Obviously, Shaplen had given me full political clearance. There was an important story at the board meeting: Dubinsky had decided that his union ought to secede from the nascent Congress of Industrial Organizations (CIO) to return to the American Federation of Labor. John L. Lewis, the CIO founding president, had invited the Communist party to recruit CIO organizers. When Dubinsky had remonstrated with Lewis over his coziness with the CP, Lewis said teasingly, "Well, Dave, who gets the bird, the hunter or the dog?"

A few years later, when Lewis, still the isolationist, even after the Nazi invasion of the Soviet Union, had been kicked out as CIO president by his erstwhile CP colleagues, Dubinsky taunted him with, "So, John, who gets the bird, the hunter or the dog?"

To understand Dubinsky's importance in American history, not merely labor history, and why he deserves a serious, scholarly biography, it is important to understand how furiously the Soviet Union was dedicated to penetrating and controlling Western trade unions. It was a task assigned by Lenin, who had written that Communists must "agree to any sacrifice and even--if need be--to resort to all sorts of stratagems, artifices, illegal methods, to evasions and subterfuges, so as to get into the trade unions, and to remain in them, and to carry on Communist work within them at all costs."

In post-World War II France and Italy, Moscow-controlled Communist parties controlled trade unions in strategic sectors of the economy like the waterfronts. There were months in postwar Europe when the only way to ship NATO arms to both countries was by plane. The Communist-controlled dockers' unions in Marseilles and Leghorn barred unloading vehicles and ordnance from American freighters. One-quarter of the CIO executive board were either CP members or under CP control.

The Soviet attempt to take over the unions had begun in the aftermath of the Russian revolution. And the resistance came almost immediately from Dubinsky's union. He was reviled by the CP, which composed a little ditty that ran something like this:

Oh, the cloakmakers union is a no-good union,

It's a right-wing union by the boss.

And it concluded with this refrain:

Oh! They preach socialism and they practice fascism

In the right-wing union by the boss.

Dubinsky was what we would today call an anti-Communist hardliner.

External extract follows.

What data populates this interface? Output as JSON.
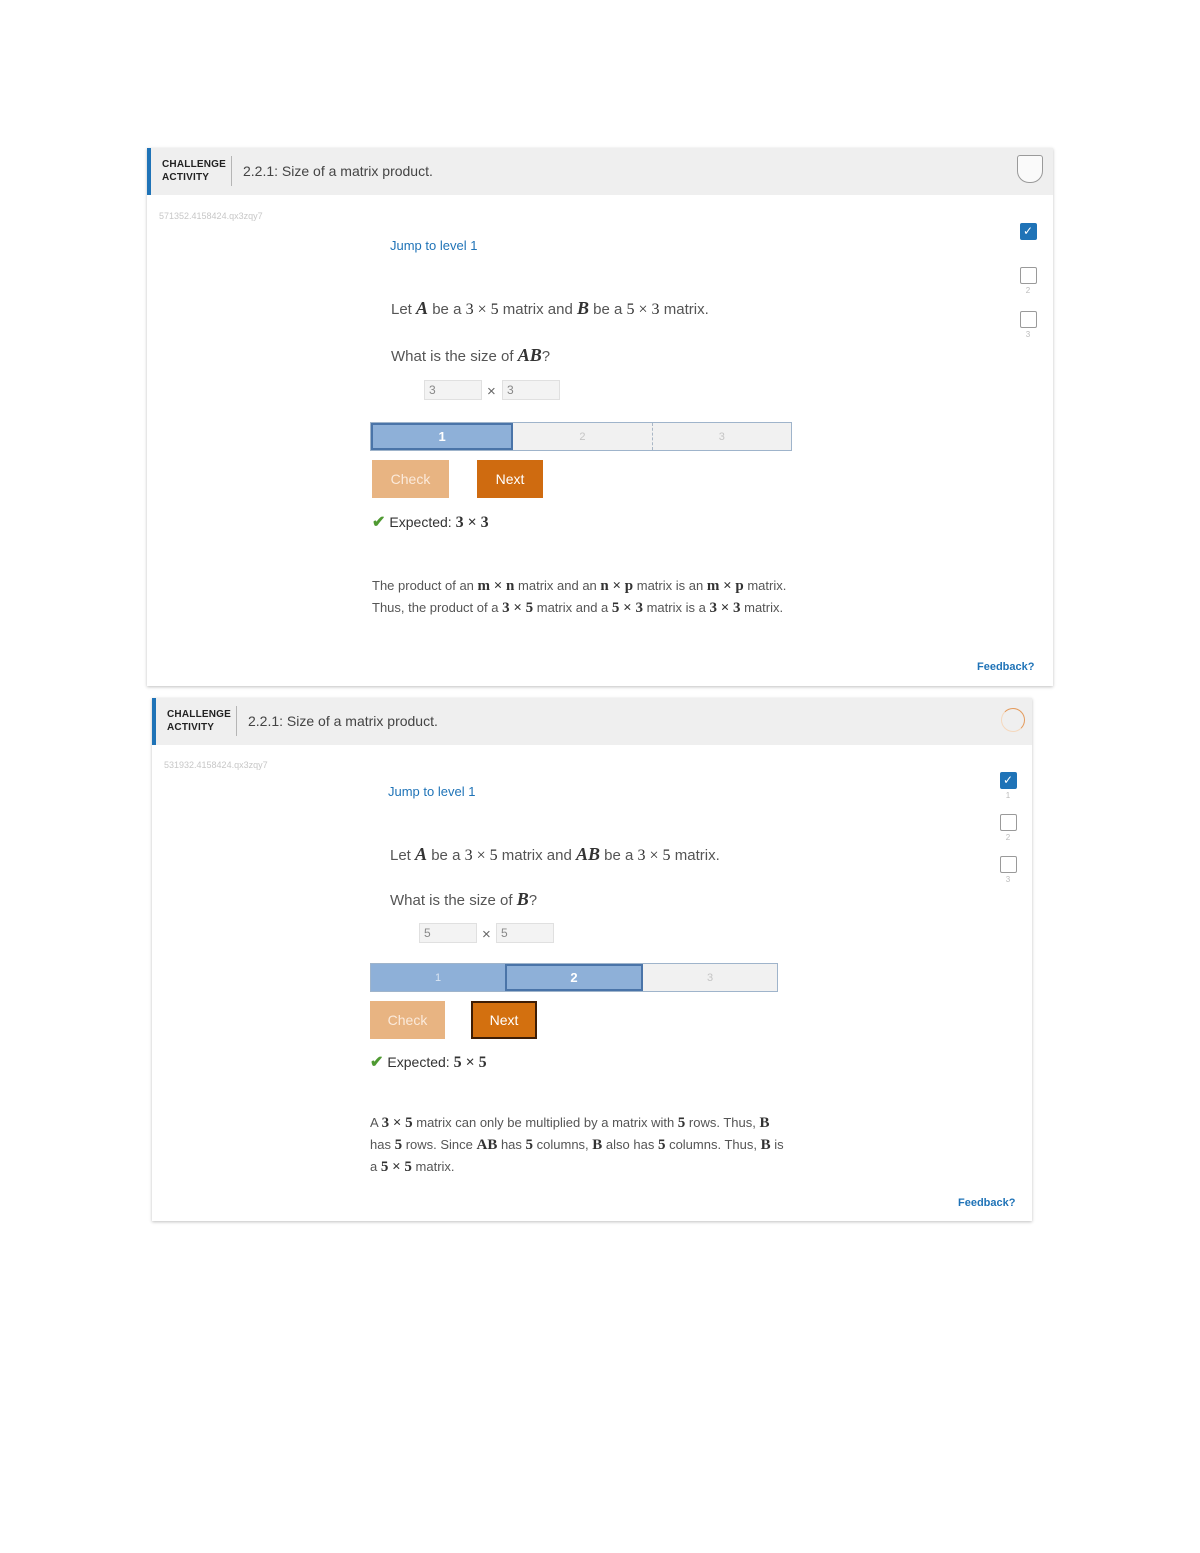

It is a lamentable omission from this biography. Whether out of ignorance or political choice, Robert Parmet devotes a mere sentence to an important event in Dubinsky's political career.

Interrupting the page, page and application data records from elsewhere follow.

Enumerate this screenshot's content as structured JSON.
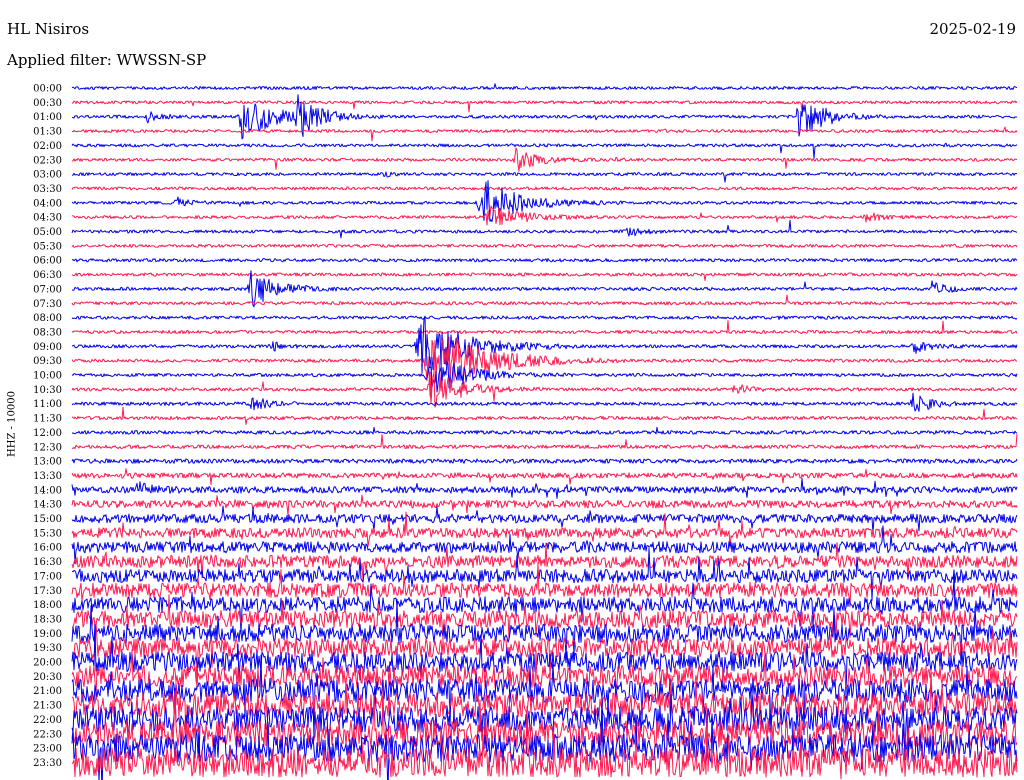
{
  "header": {
    "station": "HL Nisiros",
    "date": "2025-02-19",
    "filter_label": "Applied filter: WWSSN-SP"
  },
  "channel_label": "HHZ - 10000",
  "colors": {
    "blue": "#0000ee",
    "red": "#ff1a4f",
    "background": "#ffffff"
  },
  "chart_data": {
    "type": "line",
    "title": "",
    "xlabel": "",
    "ylabel": "HHZ - 10000",
    "row_labels": [
      "00:00",
      "00:30",
      "01:00",
      "01:30",
      "02:00",
      "02:30",
      "03:00",
      "03:30",
      "04:00",
      "04:30",
      "05:00",
      "05:30",
      "06:00",
      "06:30",
      "07:00",
      "07:30",
      "08:00",
      "08:30",
      "09:00",
      "09:30",
      "10:00",
      "10:30",
      "11:00",
      "11:30",
      "12:00",
      "12:30",
      "13:00",
      "13:30",
      "14:00",
      "14:30",
      "15:00",
      "15:30",
      "16:00",
      "16:30",
      "17:00",
      "17:30",
      "18:00",
      "18:30",
      "19:00",
      "19:30",
      "20:00",
      "20:30",
      "21:00",
      "21:30",
      "22:00",
      "22:30",
      "23:00",
      "23:30"
    ],
    "row_colors": [
      "blue",
      "red"
    ],
    "noise_level": [
      1.5,
      1.5,
      1.5,
      1.5,
      1.5,
      1.5,
      1.5,
      1.5,
      1.5,
      1.5,
      1.5,
      1.5,
      1.6,
      1.6,
      1.6,
      1.6,
      1.6,
      1.6,
      1.6,
      1.6,
      1.6,
      1.6,
      1.7,
      1.7,
      1.8,
      1.8,
      2.2,
      2.6,
      3.2,
      3.8,
      4.4,
      5,
      5.6,
      6.2,
      6.8,
      7.4,
      8,
      8.6,
      9.2,
      9.8,
      10.4,
      11,
      11.6,
      12.2,
      12.8,
      13.4,
      14,
      14.6
    ],
    "events": [
      {
        "row": 2,
        "position": 0.18,
        "amplitude": 26,
        "duration": 0.04
      },
      {
        "row": 2,
        "position": 0.24,
        "amplitude": 20,
        "duration": 0.03
      },
      {
        "row": 2,
        "position": 0.77,
        "amplitude": 22,
        "duration": 0.035
      },
      {
        "row": 2,
        "position": 0.08,
        "amplitude": 5,
        "duration": 0.02
      },
      {
        "row": 5,
        "position": 0.47,
        "amplitude": 12,
        "duration": 0.03
      },
      {
        "row": 6,
        "position": 0.33,
        "amplitude": 3,
        "duration": 0.01
      },
      {
        "row": 8,
        "position": 0.435,
        "amplitude": 24,
        "duration": 0.05
      },
      {
        "row": 8,
        "position": 0.11,
        "amplitude": 5,
        "duration": 0.02
      },
      {
        "row": 9,
        "position": 0.44,
        "amplitude": 14,
        "duration": 0.04
      },
      {
        "row": 9,
        "position": 0.84,
        "amplitude": 5,
        "duration": 0.02
      },
      {
        "row": 10,
        "position": 0.585,
        "amplitude": 6,
        "duration": 0.02
      },
      {
        "row": 14,
        "position": 0.19,
        "amplitude": 20,
        "duration": 0.035
      },
      {
        "row": 14,
        "position": 0.91,
        "amplitude": 8,
        "duration": 0.02
      },
      {
        "row": 18,
        "position": 0.37,
        "amplitude": 32,
        "duration": 0.06
      },
      {
        "row": 18,
        "position": 0.21,
        "amplitude": 5,
        "duration": 0.015
      },
      {
        "row": 18,
        "position": 0.89,
        "amplitude": 8,
        "duration": 0.02
      },
      {
        "row": 19,
        "position": 0.38,
        "amplitude": 38,
        "duration": 0.07
      },
      {
        "row": 20,
        "position": 0.38,
        "amplitude": 20,
        "duration": 0.05
      },
      {
        "row": 21,
        "position": 0.38,
        "amplitude": 22,
        "duration": 0.04
      },
      {
        "row": 21,
        "position": 0.7,
        "amplitude": 6,
        "duration": 0.02
      },
      {
        "row": 22,
        "position": 0.19,
        "amplitude": 8,
        "duration": 0.02
      },
      {
        "row": 22,
        "position": 0.89,
        "amplitude": 10,
        "duration": 0.025
      },
      {
        "row": 28,
        "position": 0.07,
        "amplitude": 6,
        "duration": 0.02
      }
    ]
  }
}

In 1941, Stalin ordered the arrest, as Nazi spies, of two Polish Jewish socialists, Henryk Ehrlich and Victor Alter, both of whom had sought refuge in the Soviet Union from the invading German army. Both men had been members of the Polish Socialist Bund. Determined to wipe out any trace of Polish independence, Stalin ordered the Katyn massacre, in which some 5,000 Polish officers were executed. The Alter-Ehrlich arrests were part of the same genocidal, anti-Polish pattern.